Living on the Moon
Mankind may soon be living on the moon – for a few months at a time, at least. NASA’s Artemis program, named after the Greek goddess of the hunt and the moon, is on schedule to land humans on the moon in just four years. A newly updated report, “NASA’S Plan for Sustained Lunar Exploration and Development,” gives us an idea of how the moon base may look in 2024.
“After 20 years of continuously living in low-Earth orbit, we’re now ready for the next great challenge of space exploration – the development of a sustained presence on and around the moon,” said Jim Bridenstine, NASA administrator.
The Artemis Base Camp may be placed in the Shackleton Crater located at the moon’s south pole. The camp is expected to hold four astronauts for about a week at a time. Eventually, the facility will need necessities such as waste disposal, power, communications, radiation shielding, and a landing pad.

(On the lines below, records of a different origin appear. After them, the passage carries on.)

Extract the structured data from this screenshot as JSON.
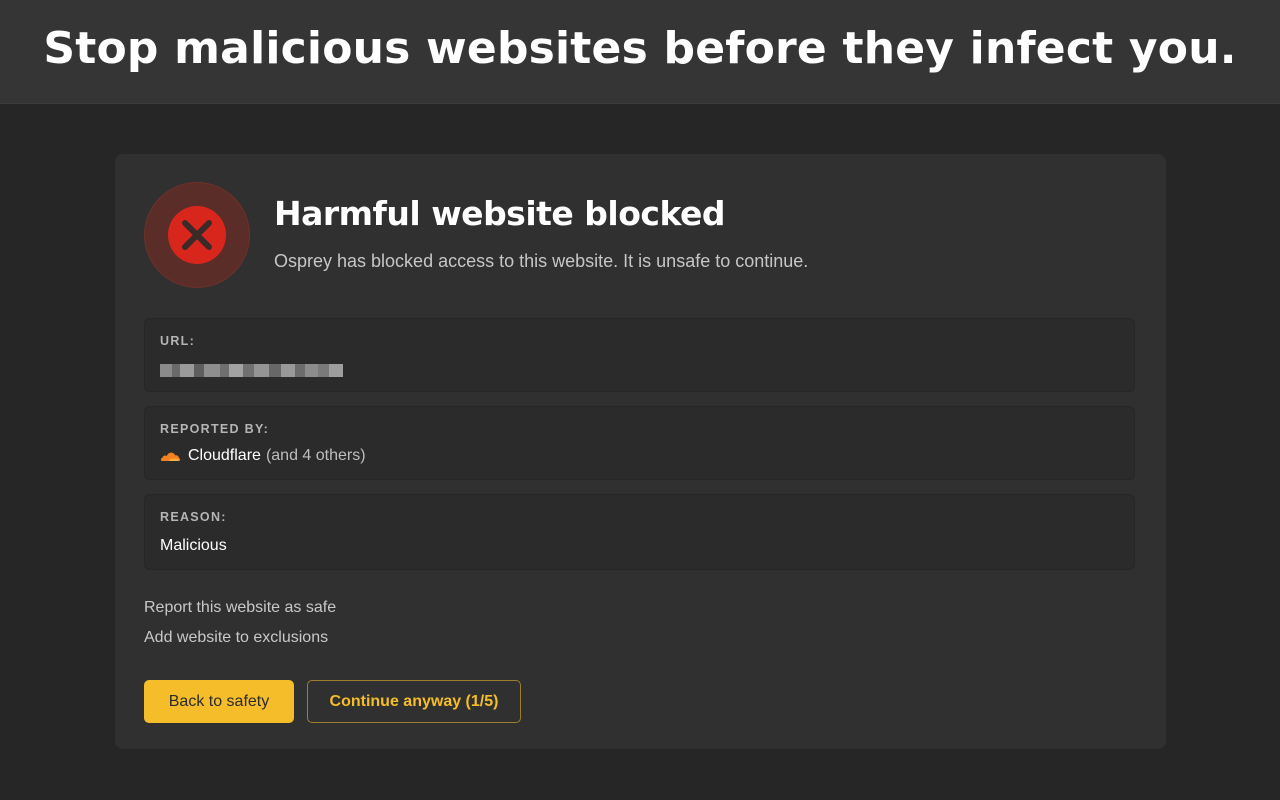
{
  "banner": {
    "headline": "Stop malicious websites before they infect you."
  },
  "warning": {
    "icon": "error-x-icon",
    "title": "Harmful website blocked",
    "subtitle": "Osprey has blocked access to this website. It is unsafe to continue."
  },
  "details": {
    "url": {
      "label": "URL:",
      "value_state": "pixelated"
    },
    "reported_by": {
      "label": "REPORTED BY:",
      "provider": "Cloudflare",
      "others": "(and 4 others)",
      "icon": "cloudflare-icon"
    },
    "reason": {
      "label": "REASON:",
      "value": "Malicious"
    }
  },
  "links": {
    "report_safe": "Report this website as safe",
    "add_exclusion": "Add website to exclusions"
  },
  "actions": {
    "back_label": "Back to safety",
    "continue_label": "Continue anyway (1/5)"
  },
  "colors": {
    "accent": "#f5bd2a",
    "danger": "#d9261c",
    "cloudflare": "#f48120"
  }
}
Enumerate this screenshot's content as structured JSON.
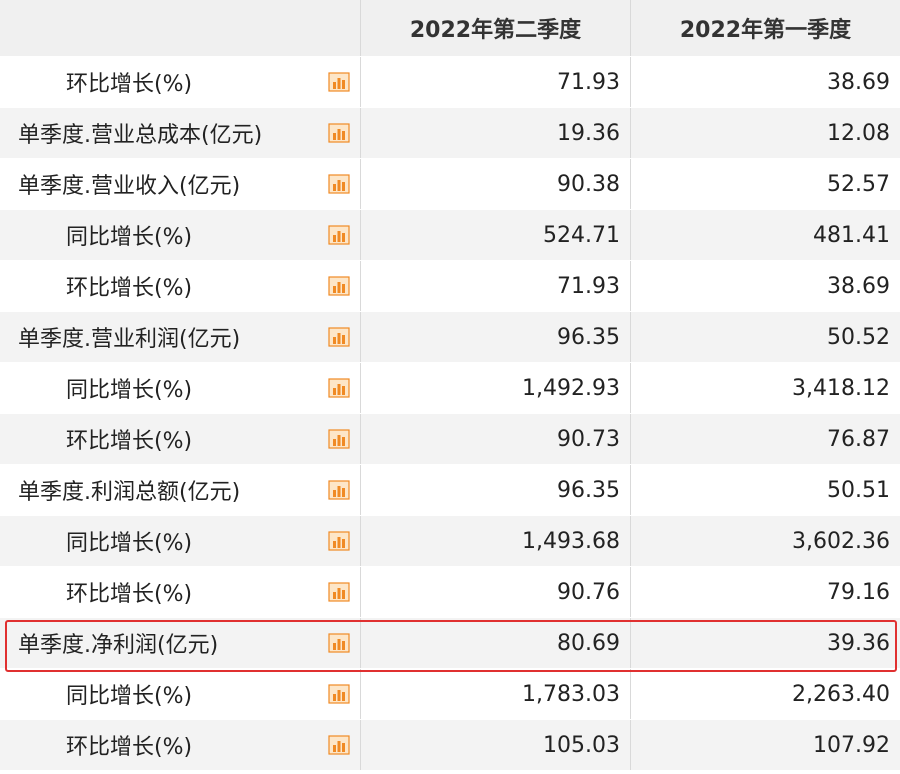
{
  "header": {
    "label": "",
    "col_q2": "2022年第二季度",
    "col_q1": "2022年第一季度"
  },
  "icon": {
    "name": "bar-chart-icon",
    "color": "#f08a24"
  },
  "highlight_color": "#e03030",
  "rows": [
    {
      "label": "环比增长(%)",
      "q2": "71.93",
      "q1": "38.69",
      "indent": true
    },
    {
      "label": "单季度.营业总成本(亿元)",
      "q2": "19.36",
      "q1": "12.08",
      "indent": false
    },
    {
      "label": "单季度.营业收入(亿元)",
      "q2": "90.38",
      "q1": "52.57",
      "indent": false
    },
    {
      "label": "同比增长(%)",
      "q2": "524.71",
      "q1": "481.41",
      "indent": true
    },
    {
      "label": "环比增长(%)",
      "q2": "71.93",
      "q1": "38.69",
      "indent": true
    },
    {
      "label": "单季度.营业利润(亿元)",
      "q2": "96.35",
      "q1": "50.52",
      "indent": false
    },
    {
      "label": "同比增长(%)",
      "q2": "1,492.93",
      "q1": "3,418.12",
      "indent": true
    },
    {
      "label": "环比增长(%)",
      "q2": "90.73",
      "q1": "76.87",
      "indent": true
    },
    {
      "label": "单季度.利润总额(亿元)",
      "q2": "96.35",
      "q1": "50.51",
      "indent": false
    },
    {
      "label": "同比增长(%)",
      "q2": "1,493.68",
      "q1": "3,602.36",
      "indent": true
    },
    {
      "label": "环比增长(%)",
      "q2": "90.76",
      "q1": "79.16",
      "indent": true
    },
    {
      "label": "单季度.净利润(亿元)",
      "q2": "80.69",
      "q1": "39.36",
      "indent": false,
      "highlighted": true
    },
    {
      "label": "同比增长(%)",
      "q2": "1,783.03",
      "q1": "2,263.40",
      "indent": true
    },
    {
      "label": "环比增长(%)",
      "q2": "105.03",
      "q1": "107.92",
      "indent": true
    }
  ]
}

Two mobility systems are planned to help astronauts navigate the camp: a lunar terrain vehicle which will allow them to move across the surface, and a habitable mobility platform that will give them support for trips lasting up to 45 days away from the base. This is important because NASA is also looking into visits to Mars, with missions lasting between 30 and 45 days.
A moon-orbiting waystation known as the “Gateway” will be used for Mars practice missions. Here, a team of four astronauts would live on the station for several months in preparation for journeying to Mars.
“For years to come, Artemis will serve as our North Star as we continue to work toward even greater exploration of the moon, where we will demonstrate key elements needed for the first human mission to Mars,” Bridenstine said.
Music as Medicine
Did you know music can be used as medicine? According to a study by the British Academy of Sound Therapy (BAST), music stimulates responses in the brain, and different sounds can help certain maladies. The research reported that “Most people hear or actively listen to music every day and as humans we tend to change our playlists based on our mood.”
Examples of this could be when you’re excited to hang out with friends, and you listen to upbeat and fast rhythms or when you’re sad and listen to ballads.
Of the 7,581 people who participated in the study, 89% said music was essential to their health and wellbeing. In fact, it only takes 13 minutes of listening to slow tempo melodies without lyrics to help people relax and reduce anxiety. “Our test subjects reported positive benefits including decreased muscle tension, negative thoughts disappearing, feeling peaceful and contented and being able to sleep better,” the study revealed. Of the participants, 79% had reduced muscle tension, the study pointed out, 84% had less negative thoughts, and 82% slept better.
Music lifts the soul, or so the saying goes. After listening to fast tempo music with positive lyrics for just nine minutes, 89% of the people said they had improved energy, while 65% laughed more or felt happier, and 82% claimed they felt more in control of their lives.
If you’re feeling sad, 13 minutes of uplifting music may just do the trick to lift your spirits. According to the results, 81% of the people who participated felt relief from sadness after listening to music, and 84% said they felt less overwhelmed.
It’s good to know that something we enjoy so much has great health benefits, too. Next time you’re feeling a bit blue, instead of listening to something slow and sad, try cranking up some upbeat tunes to see if you can change that mood around.
Not So Primitive
Neanderthals, fondly known as “cavemen,” are not commonly thought to be intelligent ancestors of mankind. They are depicted as humans slouched over with large foreheads, wearing furs, and dragging a club around their caves. However, a recent discovery shows these ancient people may have been much more intelligent than modern man has given them credit for. Researchers found evidence that early mankind had at least some knowledge of mathematics.
In the Rhone River valley of southeastern France, archaeologists have found a tool estimated to be between 40,000 and 50,000 years old. On the bottom of the tool was a white mark that, when looked at under a microscope, turned out to be a string. This is the first absolute evidence that Neanderthals could make string, and it suggests they understood at least a little of numbers. It also hints that the early people were able to make other materials such as nets, mats, and fabric.
The string was made from fiber obtained from the inner bark of trees. Three bundles of these fibers were twisted together in a counterclockwise direction, and then the bundle was twisted clockwise to produce the finished string. This demonstrates knowledge of numbers and counting, according to researchers.
It looks like our ancient ancestors were a little more intelligent than we thought, and perhaps new sites and digs will reveal even more evidence of intelligence and problem-solving.